Genetic 'Crossing-over' Is No Help to Evolution
by Brian Thomas, M.S. *
Shuffling genetic information has long been framed as a biological mechanism that can generate variety as well as fuel evolution. However, new details of a common cellular genetic shuffling process called “crossing over” reveal a tightly controlled system that operates under strict parameters and requires highly specified cellular machinery. It is as if each generation was programmed to have variation, and that variation had strict limitations—limitations that would preclude Darwinian evolution.
When egg or sperm cells are produced, their chromosomes go through crossing over. Chromosomes are linear strands of DNA that have been tightly packaged for cell division. In crossing over, a piece of one chromosome is traded for a piece on an adjacent chromosome. This effectively shuffles genetic information for the next generation, like swapping out certain discrete chapters within a set of encyclopedias prior to reprinting it.
In discussing the phenomenon of crossing over, one college biology textbook stated:
Paradoxically, the evolutionary process is thus both revolutionary and conservative. It is revolutionary in that the pace of evolutionary change is quickened by genetic recombination, much of which results from sexual reproduction [crossing over]. It is conservative in that change is not always favored by selection, which may instead preserve existing combinations of genes.1

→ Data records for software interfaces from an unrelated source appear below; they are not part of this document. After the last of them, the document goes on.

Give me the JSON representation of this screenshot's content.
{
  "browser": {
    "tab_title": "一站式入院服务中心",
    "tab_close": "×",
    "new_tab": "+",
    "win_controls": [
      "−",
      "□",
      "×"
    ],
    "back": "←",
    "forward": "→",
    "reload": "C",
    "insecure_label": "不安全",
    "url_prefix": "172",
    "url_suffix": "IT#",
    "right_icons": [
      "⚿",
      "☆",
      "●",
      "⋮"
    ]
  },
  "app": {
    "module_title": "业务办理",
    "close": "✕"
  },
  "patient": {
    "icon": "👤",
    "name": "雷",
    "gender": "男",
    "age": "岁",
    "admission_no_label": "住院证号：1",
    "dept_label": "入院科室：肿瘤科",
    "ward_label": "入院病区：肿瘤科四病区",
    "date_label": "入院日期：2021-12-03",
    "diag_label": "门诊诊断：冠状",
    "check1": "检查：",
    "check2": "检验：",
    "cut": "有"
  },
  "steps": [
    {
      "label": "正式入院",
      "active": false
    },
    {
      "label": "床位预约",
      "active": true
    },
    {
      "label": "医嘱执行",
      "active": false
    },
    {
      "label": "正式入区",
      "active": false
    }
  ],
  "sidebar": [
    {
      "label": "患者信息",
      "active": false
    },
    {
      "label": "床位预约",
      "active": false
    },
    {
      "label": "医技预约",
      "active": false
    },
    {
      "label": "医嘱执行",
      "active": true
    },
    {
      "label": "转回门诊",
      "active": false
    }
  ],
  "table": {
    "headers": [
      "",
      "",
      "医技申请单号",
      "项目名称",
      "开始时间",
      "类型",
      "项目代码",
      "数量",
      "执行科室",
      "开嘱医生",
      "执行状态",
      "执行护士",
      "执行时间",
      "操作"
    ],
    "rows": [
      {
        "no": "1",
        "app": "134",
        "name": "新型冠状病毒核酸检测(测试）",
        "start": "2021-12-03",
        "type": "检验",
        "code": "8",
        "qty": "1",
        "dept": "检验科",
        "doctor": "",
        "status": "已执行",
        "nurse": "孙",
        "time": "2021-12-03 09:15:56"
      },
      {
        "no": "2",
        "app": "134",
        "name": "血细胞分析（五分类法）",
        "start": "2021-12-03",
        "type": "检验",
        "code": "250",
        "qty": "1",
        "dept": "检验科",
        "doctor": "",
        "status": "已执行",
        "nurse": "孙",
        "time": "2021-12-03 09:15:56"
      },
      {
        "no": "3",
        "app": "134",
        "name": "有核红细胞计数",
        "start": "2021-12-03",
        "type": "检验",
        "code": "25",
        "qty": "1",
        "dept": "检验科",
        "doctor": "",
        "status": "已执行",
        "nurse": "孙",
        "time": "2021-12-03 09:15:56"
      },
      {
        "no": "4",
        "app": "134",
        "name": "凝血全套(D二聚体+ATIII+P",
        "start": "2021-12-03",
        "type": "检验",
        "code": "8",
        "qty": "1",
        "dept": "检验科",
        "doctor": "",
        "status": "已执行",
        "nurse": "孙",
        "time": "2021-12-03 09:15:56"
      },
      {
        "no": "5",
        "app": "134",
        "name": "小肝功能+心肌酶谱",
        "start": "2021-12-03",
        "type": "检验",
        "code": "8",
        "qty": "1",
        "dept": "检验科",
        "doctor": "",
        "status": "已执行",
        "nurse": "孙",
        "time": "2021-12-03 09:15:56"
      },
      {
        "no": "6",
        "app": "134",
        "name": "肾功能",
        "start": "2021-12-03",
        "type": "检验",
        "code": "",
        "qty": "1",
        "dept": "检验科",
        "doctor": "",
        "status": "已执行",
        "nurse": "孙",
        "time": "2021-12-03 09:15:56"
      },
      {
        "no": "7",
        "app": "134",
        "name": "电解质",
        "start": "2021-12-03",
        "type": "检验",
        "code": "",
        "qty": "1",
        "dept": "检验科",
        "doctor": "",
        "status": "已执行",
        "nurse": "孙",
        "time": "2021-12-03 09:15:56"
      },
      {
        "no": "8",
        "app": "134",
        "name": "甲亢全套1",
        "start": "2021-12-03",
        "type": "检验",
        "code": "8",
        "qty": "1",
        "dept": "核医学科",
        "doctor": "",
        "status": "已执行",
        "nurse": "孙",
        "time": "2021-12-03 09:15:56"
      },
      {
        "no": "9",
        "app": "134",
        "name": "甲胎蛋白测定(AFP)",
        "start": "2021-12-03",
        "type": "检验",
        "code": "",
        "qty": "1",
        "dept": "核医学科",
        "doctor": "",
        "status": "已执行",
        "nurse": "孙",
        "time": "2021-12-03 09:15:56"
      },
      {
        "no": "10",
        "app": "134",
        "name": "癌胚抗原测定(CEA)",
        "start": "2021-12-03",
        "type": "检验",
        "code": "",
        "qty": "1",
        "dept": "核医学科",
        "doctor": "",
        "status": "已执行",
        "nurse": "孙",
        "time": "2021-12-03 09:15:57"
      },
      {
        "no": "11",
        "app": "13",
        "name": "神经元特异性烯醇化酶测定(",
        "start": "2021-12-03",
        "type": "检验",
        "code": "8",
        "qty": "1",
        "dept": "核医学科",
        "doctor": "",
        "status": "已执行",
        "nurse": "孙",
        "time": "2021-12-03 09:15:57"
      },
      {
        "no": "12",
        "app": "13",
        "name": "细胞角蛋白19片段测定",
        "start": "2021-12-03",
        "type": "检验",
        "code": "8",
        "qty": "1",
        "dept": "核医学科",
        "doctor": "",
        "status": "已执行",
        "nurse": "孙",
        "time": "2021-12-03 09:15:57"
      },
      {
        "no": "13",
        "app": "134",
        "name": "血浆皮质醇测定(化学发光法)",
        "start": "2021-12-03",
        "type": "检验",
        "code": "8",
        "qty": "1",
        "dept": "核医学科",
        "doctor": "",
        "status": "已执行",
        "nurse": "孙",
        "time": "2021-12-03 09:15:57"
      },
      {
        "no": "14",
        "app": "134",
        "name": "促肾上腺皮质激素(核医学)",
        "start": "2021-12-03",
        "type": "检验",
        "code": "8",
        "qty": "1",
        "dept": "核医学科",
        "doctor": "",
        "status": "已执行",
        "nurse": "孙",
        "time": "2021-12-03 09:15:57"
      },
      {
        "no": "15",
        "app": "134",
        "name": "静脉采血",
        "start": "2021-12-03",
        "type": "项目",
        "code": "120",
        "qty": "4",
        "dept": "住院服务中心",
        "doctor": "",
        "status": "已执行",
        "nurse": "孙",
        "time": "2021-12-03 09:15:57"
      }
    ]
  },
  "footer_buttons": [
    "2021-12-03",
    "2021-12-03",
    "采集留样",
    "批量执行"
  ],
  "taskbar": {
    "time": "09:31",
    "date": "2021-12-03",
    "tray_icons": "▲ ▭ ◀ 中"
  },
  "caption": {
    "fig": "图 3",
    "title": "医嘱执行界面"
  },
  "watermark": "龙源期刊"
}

The author, George Johnson, also illustrated selection: “Thoroughbred racehorses are all descendants of a small initial number of individuals, and selection for speed has accomplished all it can with this limited amount of genetic variability—the winning times in major races ceased to improve decades ago.”1
Johnson seems to have misidentified a “paradox” for what is actually a contradiction. On the one hand, variations that come from crossing over are selected from a population, and this is said to bring about largescale evolutionary change. But on the other hand, what is actually observed is no new information at all. Realistically, if horse legs exist at all, they existed from the very beginning.
New insights into the nature of crossing over reveal that precisely specified proteins called “condensins” are deployed at just the right times and in the right amounts to help regulate crossing over. A recent study in the journal Cell concluded that crossing over “is tightly regulated.” The study authors stated that “recombination facilitates evolution.” But their actual research showed that biology works against big-picture evolution. “Crossover spacing is nonrandom…crossovers occur preferentially, and are controlled on a chromosome-wide basis…by a condensin complex.”2
If crossing over actually helped largescale evolution, then more than a mere re-shuffle of pre-existing information , according to a tightly regulated system, would be observed. Rather, some natural process should be evident that adds new information to genomes.3 Shuffling of already existing genetic information through crossing over does not provide new information. And if selection merely preserves the pre-existing information, then what do either of these processes have to do with Darwinian evolution, which needs brand new advantageous information to select?
What this science shows is exactly what one would expect if creatures were engineered by a Creator, rather than being evolutionary products of the natural universe. Both well-organized regulation and well-designed molecular machinery are used in crossing over, demonstrating the Creator’s genius. Variation is also observed occurring through crossing over within prescribed limits in created kinds, and this shows the Creator’s benevolence. He outfitted His creatures with the potential to adapt and survive in various circumstances—circumstances that, being all-knowing, He foresaw.
- Johnson, G. B. 2003. The Living World, Third Ed. Boston, MA: McGraw Hill, 156.
- Mets, D. G. and B. J. Meyer. 2009. Condensins Regulate Meiotic DNA Break Distribution, thus Crossover Frequency, by Controlling Chromosome Structure. Cell. 139 (1): 73-86.
- Actually, the problem is more complicated. Each creature contains specific informational structures beyond the genome, in the epigenome, the proteome, and the metabolome, for example. Each of these would have to evolve in lock-step with an evolving genome, yet no realistic mechanism for their evolution de novo has even been proposed.
* Mr. Thomas is Science Writer at the Institute for Creation Research.
Article posted on October 26, 2009.